The statue has been targeted for destruction or removal by the same forces that are trying to destroy or erase many symbols of American freedom and courage across the country. A copy in Boston is also at grave risk of being removed. Many of those determined to eradicate the ex-slaves’ tribute to Lincoln are white.
The argument being used against the statue is that it is racist, because the black man depicted is crouching while Lincoln is standing. But, of course, there is little or no effort by violent anarchists and those who want destroy America’s symbols to understand the history behind the monument.
Ms. Cole spoke up, above all, for Charlotte Scott, one of the freed slaves who helped raise the $17,000 needed for the monument honoring Lincoln. She believes Scott contributed the first five dollars, no small amount in those days.
“I understand there’s a big campaign trying to raise money to either take it down or mend it, and I say ‘no’ on behalf of Ms. Charlotte,” she said in an interview with WJLA. “People tend to think of that figure as being servile but on second look you will see something different, perhaps. That man is not kneeling on two knees with his head bowed. He is in the act of getting up. And his head is up, not bowed because he’s looking forward to a future of freedom.”
The chains on the figure have been snapped. The ex-slave appears to be strong, muscular and unbroken, looking up at Lincoln’s Emancipation Proclamation, which in the view of black Americans in the nineteenth century — and serious historians today — played a powerful role in ending slavery.
While white hecklers tried to shout her down, Ms. Cole told the crowd, “”I have made it my mission to protect that statue. We need light and not hate. Having civil minds.”
Reenactor Carolivia Herron spoke of her great grandmother, Olivia, who told her what it was like during the Civil War. Olivia was 12 years old when slavery ended in Virginia. “And I know she gave five dollars for this. In my heart I know it. I don’t have any proof.”
Ms. Herron spoke out against obliterating the past. “Things change,” she said. “Our perceptions of how things should be presented change. There’s an intelligent, acceptable, proud way to interpret this statue.
“We need not be ashamed of what we came from. Indeed, the people who should be ashamed are those who perpetuated [slavery], not those who were the victim of it.”
What a beautiful statement.
Several other black Americans — men and women — showed up in nineteenth century costumes to argue for preserving their history and respecting the wishes of ex-slaves. A Frederick Douglass reenactor read from Douglass’s stirring speech on April 14, 1876 in dedication of the monument. Some 25,000 people attended that 1876 event, including President Ulysses Grant.
“This statue is a part of African American history,” reeactor Lavonda Broadnax said. “This statue was paid for and conceived by black people.”
The unkindness of those who would destroy the ex-slaves’ monument was not only evident in their filthy language and threats of violence.

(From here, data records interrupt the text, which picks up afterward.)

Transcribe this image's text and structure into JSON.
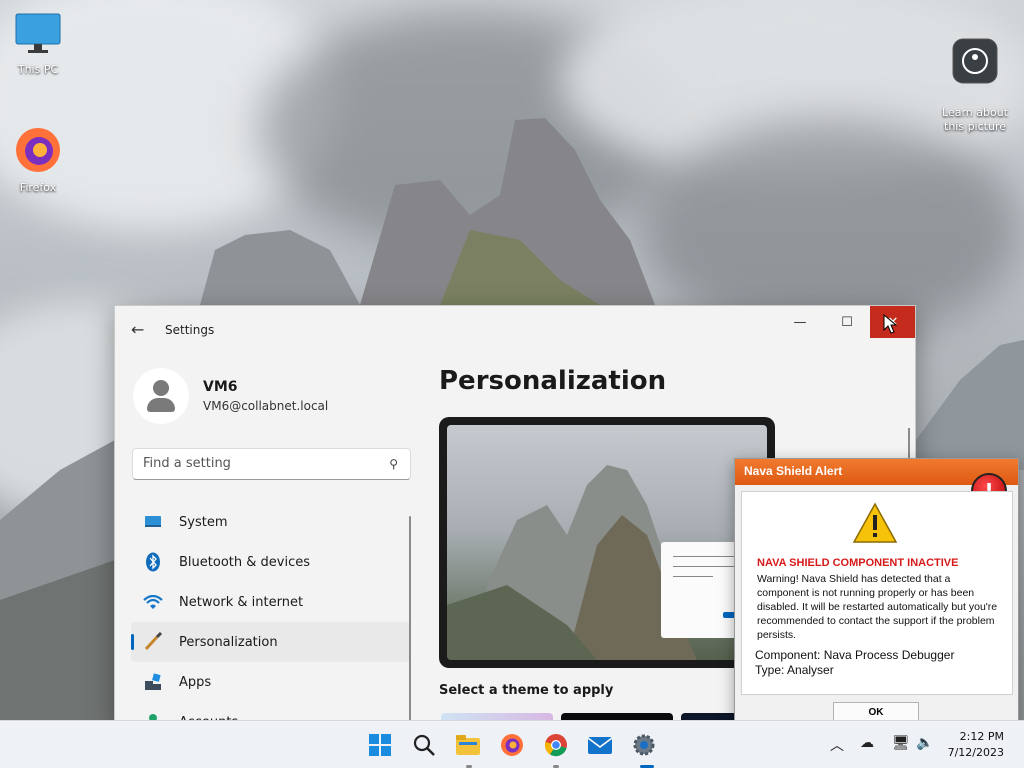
{
  "desktop": {
    "icons": [
      {
        "label": "This PC",
        "icon": "monitor-icon"
      },
      {
        "label": "Firefox",
        "icon": "firefox-icon"
      },
      {
        "label": "Learn about\nthis picture",
        "icon": "camera-info-icon"
      }
    ]
  },
  "settings": {
    "window_title": "Settings",
    "profile": {
      "name": "VM6",
      "email": "VM6@collabnet.local"
    },
    "search_placeholder": "Find a setting",
    "nav": [
      {
        "label": "System",
        "icon": "display-icon"
      },
      {
        "label": "Bluetooth & devices",
        "icon": "bluetooth-icon"
      },
      {
        "label": "Network & internet",
        "icon": "wifi-icon"
      },
      {
        "label": "Personalization",
        "icon": "brush-icon",
        "active": true
      },
      {
        "label": "Apps",
        "icon": "apps-icon"
      },
      {
        "label": "Accounts",
        "icon": "account-icon"
      }
    ],
    "page_title": "Personalization",
    "themes_label": "Select a theme to apply"
  },
  "alert": {
    "title": "Nava Shield Alert",
    "heading": "NAVA SHIELD COMPONENT INACTIVE",
    "message": "Warning! Nava Shield has detected that a component is not running properly or has been disabled. It will be restarted automatically but you're recommended to contact the support if the problem persists.",
    "component": "Component: Nava Process Debugger",
    "type": "Type: Analyser",
    "ok_label": "OK"
  },
  "taskbar": {
    "apps": [
      "start-icon",
      "search-icon",
      "file-explorer-icon",
      "firefox-icon",
      "chrome-icon",
      "mail-icon",
      "settings-gear-icon"
    ],
    "time": "2:12 PM",
    "date": "7/12/2023"
  },
  "colors": {
    "accent": "#0067c0",
    "close": "#c42b1c",
    "alert_orange": "#e8651f",
    "alert_red": "#d61a1a"
  }
}
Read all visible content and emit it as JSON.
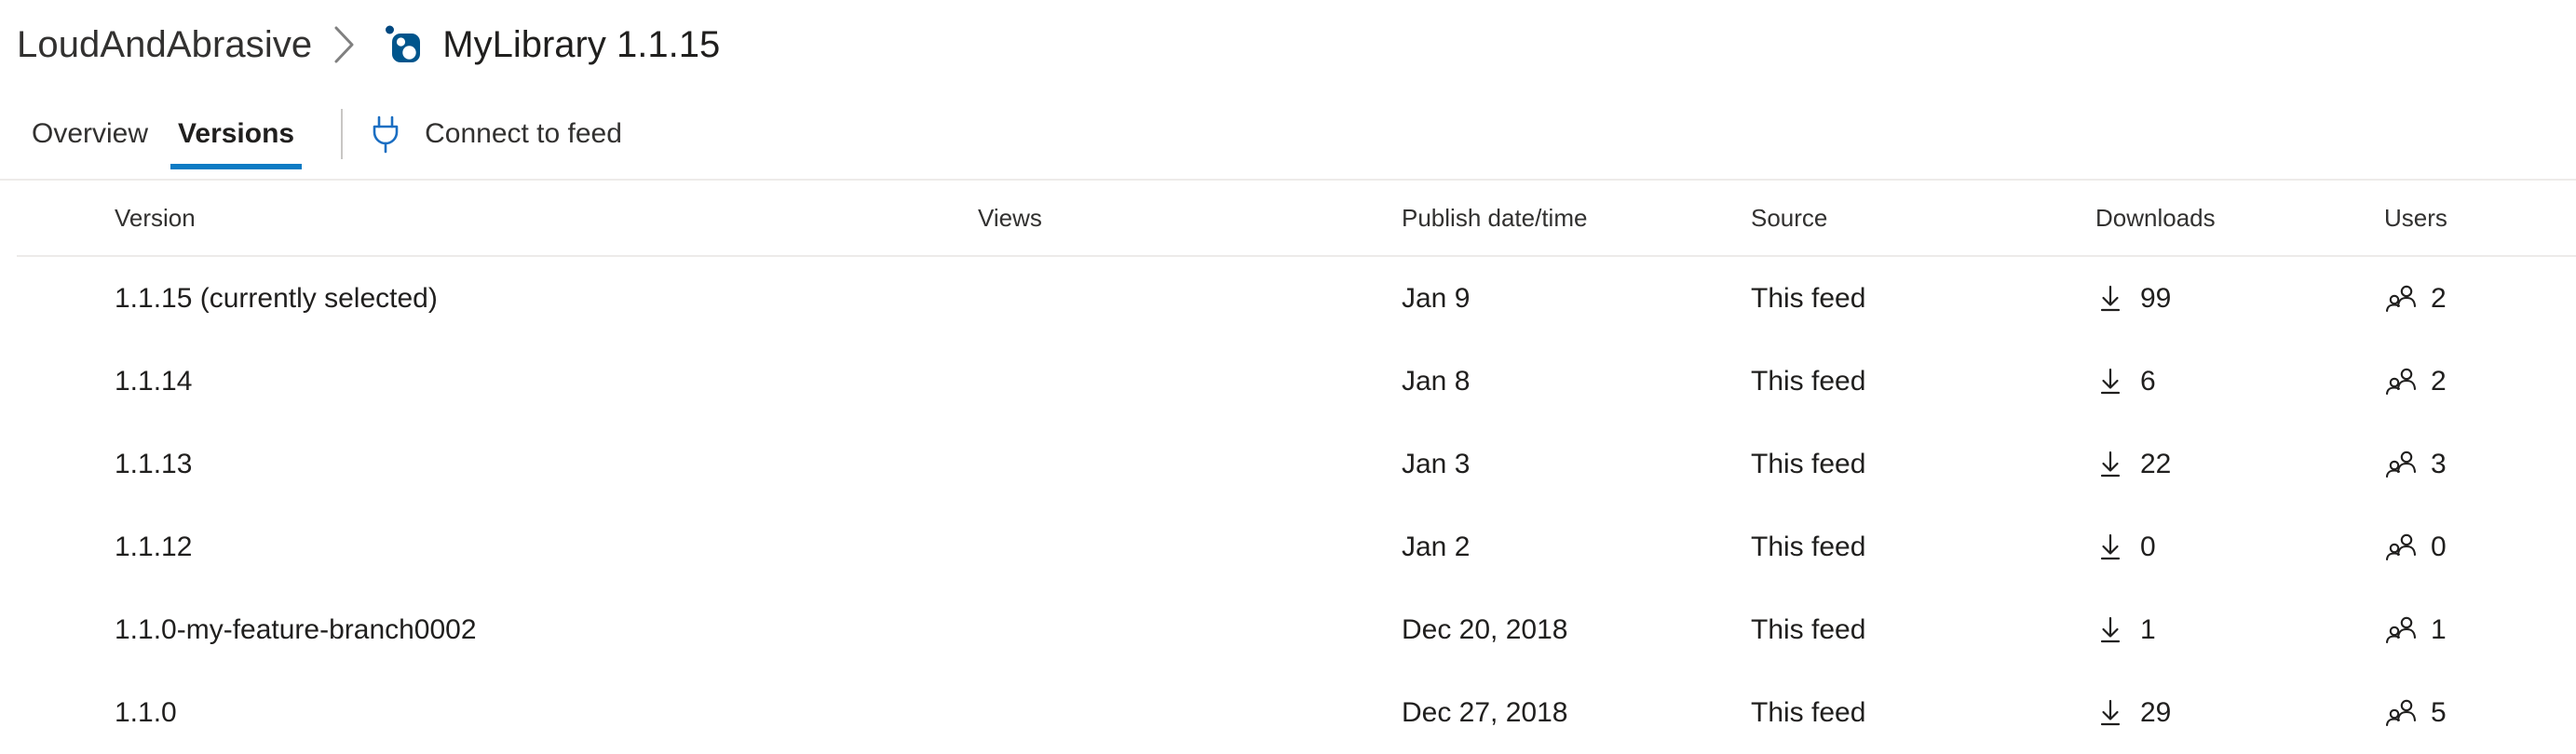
{
  "breadcrumb": {
    "feed_name": "LoudAndAbrasive",
    "separator": "chevron-right-icon",
    "package_icon": "nuget-package-icon",
    "current": "MyLibrary 1.1.15"
  },
  "tabs": [
    {
      "label": "Overview",
      "selected": false
    },
    {
      "label": "Versions",
      "selected": true
    }
  ],
  "toolbar": {
    "connect_icon": "plug-icon",
    "connect_label": "Connect to feed"
  },
  "table": {
    "columns": [
      {
        "key": "version",
        "label": "Version"
      },
      {
        "key": "views",
        "label": "Views"
      },
      {
        "key": "publish",
        "label": "Publish date/time"
      },
      {
        "key": "source",
        "label": "Source"
      },
      {
        "key": "downloads",
        "label": "Downloads"
      },
      {
        "key": "users",
        "label": "Users"
      }
    ],
    "download_icon": "download-arrow-icon",
    "users_icon": "people-icon",
    "rows": [
      {
        "version": "1.1.15 (currently selected)",
        "views": "",
        "publish": "Jan 9",
        "source": "This feed",
        "downloads": "99",
        "users": "2"
      },
      {
        "version": "1.1.14",
        "views": "",
        "publish": "Jan 8",
        "source": "This feed",
        "downloads": "6",
        "users": "2"
      },
      {
        "version": "1.1.13",
        "views": "",
        "publish": "Jan 3",
        "source": "This feed",
        "downloads": "22",
        "users": "3"
      },
      {
        "version": "1.1.12",
        "views": "",
        "publish": "Jan 2",
        "source": "This feed",
        "downloads": "0",
        "users": "0"
      },
      {
        "version": "1.1.0-my-feature-branch0002",
        "views": "",
        "publish": "Dec 20, 2018",
        "source": "This feed",
        "downloads": "1",
        "users": "1"
      },
      {
        "version": "1.1.0",
        "views": "",
        "publish": "Dec 27, 2018",
        "source": "This feed",
        "downloads": "29",
        "users": "5"
      }
    ]
  },
  "colors": {
    "accent": "#0d7bc4",
    "nuget_blue": "#004880",
    "text": "#201f1e",
    "muted_text": "#323130",
    "divider": "#edebe9",
    "tab_divider": "#c8c6c4",
    "background": "#ffffff"
  }
}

One young woman shamefully screamed in the face of an older black man, who calmly endured her completely unwarranted and cruel abuse.
There is more going on here than concern about a black man’s crouching position, I believe. I worry that some people who detest America do not want a memory of strong and brave ex-slaves who put up the first statue of Abraham Lincoln. Such a statue argues that blacks did not see themselves as perpetual victims of racism, but as a proud people rising up after 250 years of bondage.
It was encouraging to see these reenactors bravely stand up against the mob and argue for preserving black history. Indeed, it was one of the most encouraging things I have seen since this mindless and violent assault on American symbols began.
(Read Edward Achorn’s books about American history.)